BronxWorks additionally spent roughly $1 million on case administration, social providers and a group of eight workers members. And the metropolis spent about $580,000 in donations plus an extra $175,000 on lodges, meals and funeral bills, the mayor’s workplace stated.
“I’m proud that our city came together to support those impacted, from the first responders who pulled people from the building to the agencies, nonprofits, and everyday New Yorkers who stepped up to help rebuild and recover,” Mayor Eric Adams advised Gothamist in a press release. “As we approach the one-year anniversary of the fire, I’m keeping the victims and their loved ones in my thoughts and want them to know the city will always have their back. “
Building back community
Residents say there’s been an outpouring of support from fellow New Yorkers in the aftermath of the catastrophe.
Local community group Gambian Youth Organization raised more than $1 million for displaced residents and distributed the bulk of the money in $5,000 increments, said the group’s founder and president, Momodou Sawaneh. They have continued issuing additional cash to families that were living off-lease and may not qualify for city assistance, Sawaneh added.
The organization has also tried to foster bonds among residents who have scattered across The Bronx. Twin Parks was a hub for the borough’s Gambian diaspora, with many residents, like Sankanu, moving in immediately after arriving in the U.S.
“We didn’t lose touch. There’s some community still and mostly we know where they went,” Sawaneh stated. “What is most important is being able to get at least a home.”
New tenants say they’re glad to reside in a constructing they discover clear and nicely maintained.
Melissa Rivera, 42, stated she has lived in a unit on the 18th flooring since September and has had expertise, although she typically worries a couple of future fire.

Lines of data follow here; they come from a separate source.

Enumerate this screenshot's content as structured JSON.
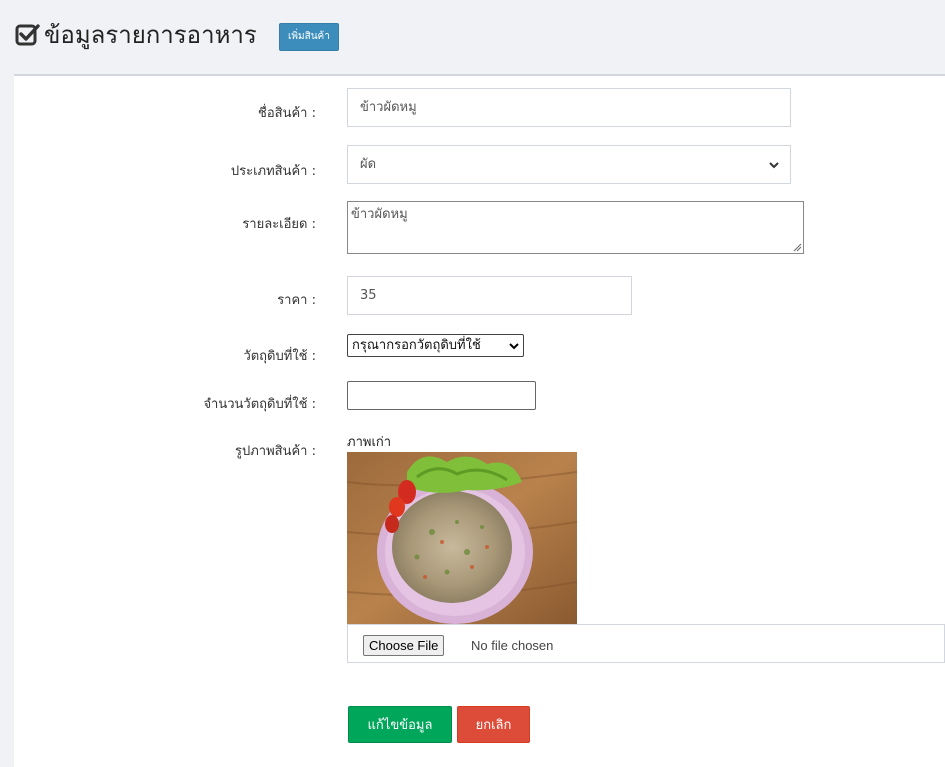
{
  "header": {
    "title": "ข้อมูลรายการอาหาร",
    "add_button": "เพิ่มสินค้า",
    "icon": "check-square-icon"
  },
  "form": {
    "name_label": "ชื่อสินค้า :",
    "name_value": "ข้าวผัดหมู",
    "type_label": "ประเภทสินค้า :",
    "type_value": "ผัด",
    "detail_label": "รายละเอียด :",
    "detail_value": "ข้าวผัดหมู",
    "price_label": "ราคา :",
    "price_value": "35",
    "ingredient_label": "วัตถุดิบที่ใช้ :",
    "ingredient_value": "กรุณากรอกวัตถุดิบที่ใช้",
    "ingredient_qty_label": "จำนวนวัตถุดิบที่ใช้ :",
    "ingredient_qty_value": "",
    "image_label": "รูปภาพสินค้า :",
    "old_image_caption": "ภาพเก่า",
    "choose_file": "Choose File",
    "file_status": "No file chosen"
  },
  "actions": {
    "save": "แก้ไขข้อมูล",
    "cancel": "ยกเลิก"
  },
  "colors": {
    "primary": "#3c8dbc",
    "success": "#00a65a",
    "danger": "#dd4b39"
  }
}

“It was a tragedy what happened especially because there were kids involved,” Rivera stated. “The building is good, security is good, but you still see space heaters.”
Tenants who’ve left say they’ll by no means really shake their former residence.
Mark Smith lives greater than 30 blocks south now, on the seventh flooring of the newly opened La Central, together with a number of of his previous neighbors.
“I see neighbors and it’s kind of heartbreaking because I know they lost their families in that building,” Smith stated. “But I try cheering them up.”
Jeannie Torres and her household moved 50 blocks north, to a two-family residence off 233rd Avenue. Torres, 40, stopped by Thursday to select up her mail and verify to see if there can be any sort of remembrance on the tragedy’s first anniversary.
She stated she had a child shortly after the fire and needs he might develop up at Twin Parks, like her two older kids.
“My kids were raised in this community,” she stated. “We’re all supposed to come back together.”
Contributed reporting by Jake Offenhartz.